The four primary interpretations for contextual targeting among the advertising professionals we surveyed include:
When asked to define contextual targeting, survey responses were remarkably balanced between the four separate interpretations.
“Definitions within the adtech industry have evolved and are constantly changing,” said a data innovation specialist we interviewed who is with a media company, “Contextual is a very broad category that means a lot of different things to different people, so we have to keep redefining them.”
As a management consultancy serving the advertising and marketing community, our own definition relies on the basic principle of contextual targeting: A method of presenting suitable advertising based on the subject and understanding of the content in the media being consumed instead of an understanding of the person viewing it.
For us, the key difference between contextual targeting and behavioral targeting is the very reason contextual targeting has seen a resurgence. With contextual targeting, advertisers and publishers are not dependent on consumer data to deliver targeting solutions, instead relying on the media being consumed.
As the ad industry looks toward a cookie-less future, contextual targeting helps fill the gaps left by the loss of user data. Many may see this move as a step back from the advancements made with behavioral targeting, but there are clear benefits to contextual solutions that should be considered. For one, contextual targeting benefits brands searching for improved brand safety and brand suitability conditions that take ad environments into account.
In fact, a director of public relations for a customer experience agency told us that brand safety remains a primary advantage of contextual solutions, “One of the early and most prominent use cases for contextual makes sure the brand is not showing up into something undesirable. When clients can go back to the leadership, they can walk out with pride. It is used as a safety net to avoid trouble.”
In another interview for our study, a commercial data strategist for a media company told us that the buy-side sees contextual as a solid play in a post-cookie world.
“One of ironies is that all of these things existed before, so this is kind of a regression to old and familiar techniques,” according to the commercial data strategist.
While contextual targeting may feel like a throwback to pre-cookies days, the technology that powers current contextual targeting solutions is much more sophisticated than earlier iterations. During the last ten years, contextual targeting has undergone much improvement: Machine learning technologies have advanced contextual approaches, enabling advertisers to scale their targeting capabilities at a more affordable cost.
In our conversations with industry experts, the CEO of a company that provides contextual solutions made clear that today’s contextual targeting capabilities have significantly evolved over the past decade. We now have access to asset-level analysis—contextual targeting technology can analyze different sections of a page and determine subject matter and sentiment. Another crucial advancement is the addition of image and audio recognition within video and TV environments, an especially relevant contextual targeting tactic for CTV/OTT advertisers.

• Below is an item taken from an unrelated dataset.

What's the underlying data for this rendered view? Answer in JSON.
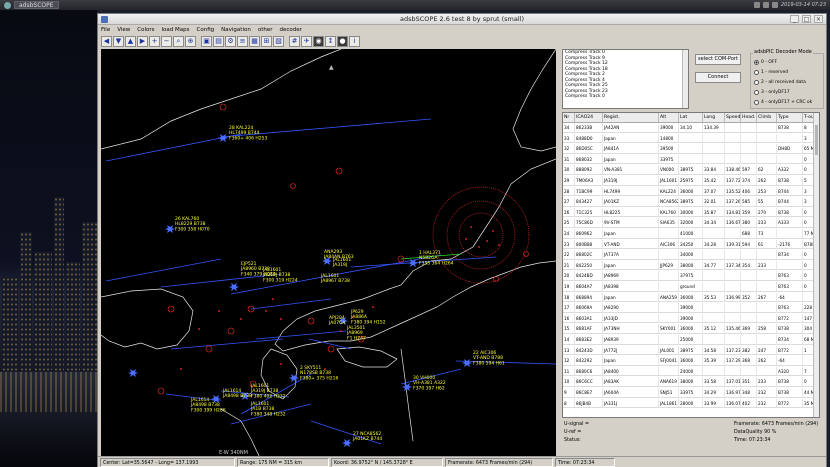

As I emphasized in the blog post that kicked off this three-part series, the challenges advertisers face cannot be underestimated. The industry has witnessed dramatic changes during the last three years that have greatly impacted the ways brands target and connect with their audiences. Knowing how contextual solutions have evolved and improved gives brands more leverage to better integrate contextual capabilities into their targeting strategies.
In our next article for this series, we will look at how advertisers can combine contextual solutions with other targeting tactics to build a more complete and holistic advertising strategy.
Want to hear what industry experts have to say about the role of contextual targeting in today’s advertising landscape? Register now to attend the upcoming webinar: “How Contextual Targeting Will Upgrade Your Ad Targeting Toolkit in 2022.”
Charles Ping is Managing Director, EMEA at the Winterberry Group, a management consultancy focussed on the data, marketing, and advertising sectors. He is an experienced leader with a 30-year track record in data, marketing and strategy and regulation. Prior to joining Winterberry Group he was Chief Executive of the data business within the Engine Group.